Bob Ross is one of the world’s most famous artists. Few people have ever seen his paintings. Although he created them on public television, completing one canvas on each 26-minute episode of The Joy of Painting between 1983 and 1994, they weren’t exhibited during his lifetime. More than a thousand remain warehoused in Herndon, Virginia even today.
Tomorrow two dozen of them will go on view up the road from Herndon in the town of Purcellville. Organized by the Franklin Park Arts Center and Bob Ross Inc., the exhibit is modest – appropriately so given that Ross never tried to put his work in a gallery or museum. (He believed they had plenty of exposure on TV.) For Ross fanatics, some of whom have spent years trying unsuccessfully to acquire an original for sale on eBay (and who were disappointed when the Smithsonian acquired several works but declined to display them), it will be a rare encounter with artifacts of a man they revere. Some people may find the experience moving, like communion with a holy relic. But Ross was right not to care about exhibition. His landscapes are monotonous, and all the more so when shown in abundance. What is astonishing is Ross’s performance. The unremarkable paintings are an enticement to discover what was so remarkable on screen.
Ross loved nature, and sought to portray it in an upbeat way. “We want happy paintings,” he explained in one episode. “If you want sad things, watch the news.” Nature was an escape, and the escape was made on canvas. “Almighty mountains” were a stock in trade, as were “big old trees”. Even if the formula was ecologically unsophisticated – and demonstrably formulaic according to statistical analysis on the website FiveThirtyEight – the encouragement Ross gave people to escape their everyday reality is worthy of deep respect. By teaching painting, Ross was instructing people to reengage their imagination.
The implications become more evident the more that you watch and listen to his preternaturally soothing voice. The blank canvas was presented as a space to take agency and begin exploring how that agency might be deployed in the world. “Find freedom on this canvas,” he implored viewers at one point. “In painting, you have unlimited power. You have the ability to move mountains. You can bend rivers.”
His meaning was literal – as he demonstrated by shuffling landscape features with his brush – and also metaphorical. The world is mutable, but enacting change depends on envisioning what you want and working toward it. “The secret to doing anything is believing that you can do it,” Ross said in his inimitably folksy way. “Anything that you believe you can do strong enough, you can do. Anything.”

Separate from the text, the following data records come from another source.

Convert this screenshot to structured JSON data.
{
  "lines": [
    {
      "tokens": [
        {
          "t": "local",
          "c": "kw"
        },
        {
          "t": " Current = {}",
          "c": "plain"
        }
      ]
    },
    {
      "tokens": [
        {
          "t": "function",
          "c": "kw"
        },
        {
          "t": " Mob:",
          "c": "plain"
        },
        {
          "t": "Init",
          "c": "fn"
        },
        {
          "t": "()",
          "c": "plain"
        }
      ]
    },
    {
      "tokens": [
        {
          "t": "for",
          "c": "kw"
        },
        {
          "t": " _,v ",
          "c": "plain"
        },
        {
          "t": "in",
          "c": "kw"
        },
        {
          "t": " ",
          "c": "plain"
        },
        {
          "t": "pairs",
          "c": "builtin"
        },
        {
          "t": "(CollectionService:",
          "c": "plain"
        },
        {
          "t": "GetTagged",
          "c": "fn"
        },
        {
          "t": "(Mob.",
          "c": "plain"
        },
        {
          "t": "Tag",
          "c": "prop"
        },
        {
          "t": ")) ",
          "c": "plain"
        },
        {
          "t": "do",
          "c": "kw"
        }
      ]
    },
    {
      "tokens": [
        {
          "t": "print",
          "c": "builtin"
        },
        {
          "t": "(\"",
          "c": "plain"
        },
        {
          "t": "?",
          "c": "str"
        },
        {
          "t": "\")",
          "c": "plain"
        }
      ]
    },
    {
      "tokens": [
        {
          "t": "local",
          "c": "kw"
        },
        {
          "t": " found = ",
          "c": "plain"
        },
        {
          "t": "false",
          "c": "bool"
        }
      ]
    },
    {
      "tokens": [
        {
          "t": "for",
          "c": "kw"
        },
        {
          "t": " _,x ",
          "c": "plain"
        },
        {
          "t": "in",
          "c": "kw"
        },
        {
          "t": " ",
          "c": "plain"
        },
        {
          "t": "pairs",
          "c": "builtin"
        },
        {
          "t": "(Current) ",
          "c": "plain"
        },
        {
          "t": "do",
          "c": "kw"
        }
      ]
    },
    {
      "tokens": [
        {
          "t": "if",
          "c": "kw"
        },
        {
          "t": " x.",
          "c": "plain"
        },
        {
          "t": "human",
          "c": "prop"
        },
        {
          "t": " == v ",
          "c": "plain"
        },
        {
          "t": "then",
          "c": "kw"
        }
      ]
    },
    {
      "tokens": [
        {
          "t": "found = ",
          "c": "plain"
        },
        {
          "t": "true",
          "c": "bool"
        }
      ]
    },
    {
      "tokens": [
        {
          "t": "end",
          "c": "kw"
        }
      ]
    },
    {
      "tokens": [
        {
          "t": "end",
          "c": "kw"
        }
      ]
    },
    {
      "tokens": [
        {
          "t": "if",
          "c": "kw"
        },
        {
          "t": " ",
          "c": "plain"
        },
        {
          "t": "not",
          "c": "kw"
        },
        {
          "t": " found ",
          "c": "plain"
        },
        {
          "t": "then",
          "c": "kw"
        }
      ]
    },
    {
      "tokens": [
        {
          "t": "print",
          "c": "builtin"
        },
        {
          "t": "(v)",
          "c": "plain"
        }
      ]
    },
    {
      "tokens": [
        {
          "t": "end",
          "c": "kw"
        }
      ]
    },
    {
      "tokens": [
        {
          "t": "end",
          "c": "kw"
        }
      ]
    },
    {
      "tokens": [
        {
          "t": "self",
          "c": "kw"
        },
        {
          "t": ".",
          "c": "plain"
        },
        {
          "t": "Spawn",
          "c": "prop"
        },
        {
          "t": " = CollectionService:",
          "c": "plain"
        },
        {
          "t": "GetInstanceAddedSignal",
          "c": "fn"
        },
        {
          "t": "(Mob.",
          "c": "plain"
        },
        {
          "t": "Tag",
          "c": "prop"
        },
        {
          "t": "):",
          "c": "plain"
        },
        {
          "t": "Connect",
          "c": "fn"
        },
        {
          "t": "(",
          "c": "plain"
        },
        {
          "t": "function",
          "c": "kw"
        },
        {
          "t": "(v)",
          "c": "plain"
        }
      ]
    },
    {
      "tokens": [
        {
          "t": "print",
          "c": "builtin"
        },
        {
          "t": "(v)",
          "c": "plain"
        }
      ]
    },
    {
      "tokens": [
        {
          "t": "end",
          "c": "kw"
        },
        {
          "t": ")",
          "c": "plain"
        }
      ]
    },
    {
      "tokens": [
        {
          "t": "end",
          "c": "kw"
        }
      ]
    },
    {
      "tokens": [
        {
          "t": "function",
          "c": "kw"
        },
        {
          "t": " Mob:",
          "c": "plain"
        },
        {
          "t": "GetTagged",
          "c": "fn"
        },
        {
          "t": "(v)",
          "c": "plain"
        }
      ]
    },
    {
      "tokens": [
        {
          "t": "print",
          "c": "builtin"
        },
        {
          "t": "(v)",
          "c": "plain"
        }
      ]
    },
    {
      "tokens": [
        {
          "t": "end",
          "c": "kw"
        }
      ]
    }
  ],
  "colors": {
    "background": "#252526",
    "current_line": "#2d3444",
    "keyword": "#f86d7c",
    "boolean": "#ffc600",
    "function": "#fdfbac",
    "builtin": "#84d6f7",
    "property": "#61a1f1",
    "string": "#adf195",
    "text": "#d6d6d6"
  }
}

Ross’s confidence seems at first to be dangerously Pollyanna, and his emphasis on happiness appears to encourage denial of real-world troubles (beginning with the state of the natural world, which wasn’t very happy even in the 1980s). Saccharine sweet, his kitsch paintings can have that lulling effect. However the pursuit of happiness for Ross was actually an appeal to core values: to examine what would truly make us happy as individuals and a civilization. It’s a call to recognize the responsibilities inherent in freedom, responsibilities demanding hard work and regular practice.
Yet Ross was careful also not to equate happiness with perfection, lest inevitable imperfections become excuses for inaction. “We don’t make mistakes,” he told his viewers. “We just have happy accidents.” Happiness was simultaneously a vision of betterment and the practice of tolerance.
“If I paint something, I don’t want to have to explain what it is,” Ross once said. He never had to, since his artistic skill was always sufficient to the task at hand and his artistic ambitions were sufficiently limited. But what he explained is worth much more than the hoard of 1,165 paintings in Herndon, Virginia. Ross was a philosopher who communicated with a brush. The paintings are mere backdrops.